> AIM OF THE EXERCISE: The answer must consist of every line in the data below that holds the word "share".

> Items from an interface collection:
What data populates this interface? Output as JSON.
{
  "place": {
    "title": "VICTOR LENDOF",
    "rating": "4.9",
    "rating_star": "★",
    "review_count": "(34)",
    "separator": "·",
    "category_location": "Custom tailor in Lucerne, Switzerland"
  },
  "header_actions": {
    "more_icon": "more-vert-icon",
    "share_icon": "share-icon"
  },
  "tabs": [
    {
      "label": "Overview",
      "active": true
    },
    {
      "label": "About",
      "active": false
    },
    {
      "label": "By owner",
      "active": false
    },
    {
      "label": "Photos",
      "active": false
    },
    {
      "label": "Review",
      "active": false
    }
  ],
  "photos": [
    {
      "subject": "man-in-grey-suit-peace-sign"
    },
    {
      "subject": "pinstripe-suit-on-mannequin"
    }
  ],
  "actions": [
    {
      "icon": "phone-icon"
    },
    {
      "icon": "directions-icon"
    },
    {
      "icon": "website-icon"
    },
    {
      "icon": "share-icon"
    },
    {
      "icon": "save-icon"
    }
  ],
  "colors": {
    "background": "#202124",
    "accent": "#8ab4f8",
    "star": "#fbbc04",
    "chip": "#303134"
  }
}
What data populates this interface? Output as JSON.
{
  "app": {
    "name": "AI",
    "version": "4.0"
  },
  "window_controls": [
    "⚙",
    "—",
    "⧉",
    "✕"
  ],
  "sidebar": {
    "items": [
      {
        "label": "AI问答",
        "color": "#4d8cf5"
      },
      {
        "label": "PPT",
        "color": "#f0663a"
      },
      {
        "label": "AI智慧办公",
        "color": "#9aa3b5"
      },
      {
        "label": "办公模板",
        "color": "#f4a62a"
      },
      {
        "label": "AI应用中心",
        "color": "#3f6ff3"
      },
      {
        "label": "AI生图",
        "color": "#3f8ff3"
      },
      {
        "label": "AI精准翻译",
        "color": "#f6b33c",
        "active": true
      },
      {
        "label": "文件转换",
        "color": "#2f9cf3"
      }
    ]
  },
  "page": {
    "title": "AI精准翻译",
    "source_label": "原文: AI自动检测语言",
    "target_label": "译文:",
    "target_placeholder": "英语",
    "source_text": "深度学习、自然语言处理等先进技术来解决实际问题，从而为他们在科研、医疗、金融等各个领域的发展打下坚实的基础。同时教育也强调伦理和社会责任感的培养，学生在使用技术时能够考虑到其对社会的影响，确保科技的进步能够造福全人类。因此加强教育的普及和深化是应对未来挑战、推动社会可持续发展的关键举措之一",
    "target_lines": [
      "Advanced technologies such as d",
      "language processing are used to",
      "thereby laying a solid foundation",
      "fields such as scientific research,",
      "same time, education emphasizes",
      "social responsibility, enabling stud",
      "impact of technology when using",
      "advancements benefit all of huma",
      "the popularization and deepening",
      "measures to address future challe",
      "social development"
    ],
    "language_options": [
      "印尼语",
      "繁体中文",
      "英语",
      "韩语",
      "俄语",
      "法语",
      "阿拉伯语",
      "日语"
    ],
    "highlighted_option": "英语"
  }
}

> COMPLETED EXERCISE:
    "share_icon": "share-icon"
      "icon": "share-icon"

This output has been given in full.